14th September - 10th November 2021
No appointment or ticket required.
The Bloomsbury Group
The Bloomsbury Group were a liberal band of artists, writers and intellectuals, allied through their political ideals, love of fierce intellectual debate and stance on sexual freedom. Their artistic theories and experiments dramatically refashioned the landscape of British Modernism. Members included Vanessa Bell, Duncan Grant, Virginia Woolf, Roger Fry, John Maynard Keynes and Clive Bell. During the early twentieth century, these spirited individuals moved in circles based predominantly in Bloomsbury, Central London.
The First World War changed this metropolitan lifestyle dramatically. Conscription was introduced for all single men under forty. Like many of his friends, artist Duncan Grant was a conscientious objector and needed to find work which was deemed of National Importance; this included farm labouring. Fellow painter, Vanessa Bell, set about finding a home which would accommodate this new lifestyle.
In 1916, Vanessa secured employment on a farm for Duncan and arranged to sublet Charleston.
Charleston is an old farmhouse that sits at the foot of the South Downs, East Sussex.
In October 1916, Vanessa and Duncan moved to Charleston along with Duncan's partner - David Garnett - Vanessa's two children - Julian and Quentin - the children's nurses, and an Irish lurcher called Henry. During both World Wars, Charleston was their permanent family home. Throughout the interwar years, it became a weekend and holiday retreat. Gradually, throughout the 20th Century, Charleston became a hub of artistic innovation for the Bloomsbury Group.
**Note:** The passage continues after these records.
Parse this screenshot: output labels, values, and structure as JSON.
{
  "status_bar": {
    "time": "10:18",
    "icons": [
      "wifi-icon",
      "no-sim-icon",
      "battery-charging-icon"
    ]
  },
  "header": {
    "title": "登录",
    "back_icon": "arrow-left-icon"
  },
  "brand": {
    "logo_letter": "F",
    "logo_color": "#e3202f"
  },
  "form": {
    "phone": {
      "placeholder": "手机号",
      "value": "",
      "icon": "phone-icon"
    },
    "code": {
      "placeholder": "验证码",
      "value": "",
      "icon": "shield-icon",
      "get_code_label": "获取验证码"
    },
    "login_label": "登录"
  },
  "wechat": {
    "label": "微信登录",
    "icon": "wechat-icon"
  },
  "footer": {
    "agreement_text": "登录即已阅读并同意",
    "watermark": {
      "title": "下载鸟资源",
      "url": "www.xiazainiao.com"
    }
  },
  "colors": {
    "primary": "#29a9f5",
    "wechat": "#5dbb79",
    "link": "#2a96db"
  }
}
Vanessa and Duncan's enduring attachment to their home at Charleston, its idyllic surroundings, and constant flow of visitors can be witnessed through their art. Beginning with radical modern works influenced by European trends, this exhibition presents over thirty-five years of astonishing artistic productivity. Charleston was not just the Bloomsbury Group's country retreat, but an empowering muse for their collaborative, progressive social self-expression.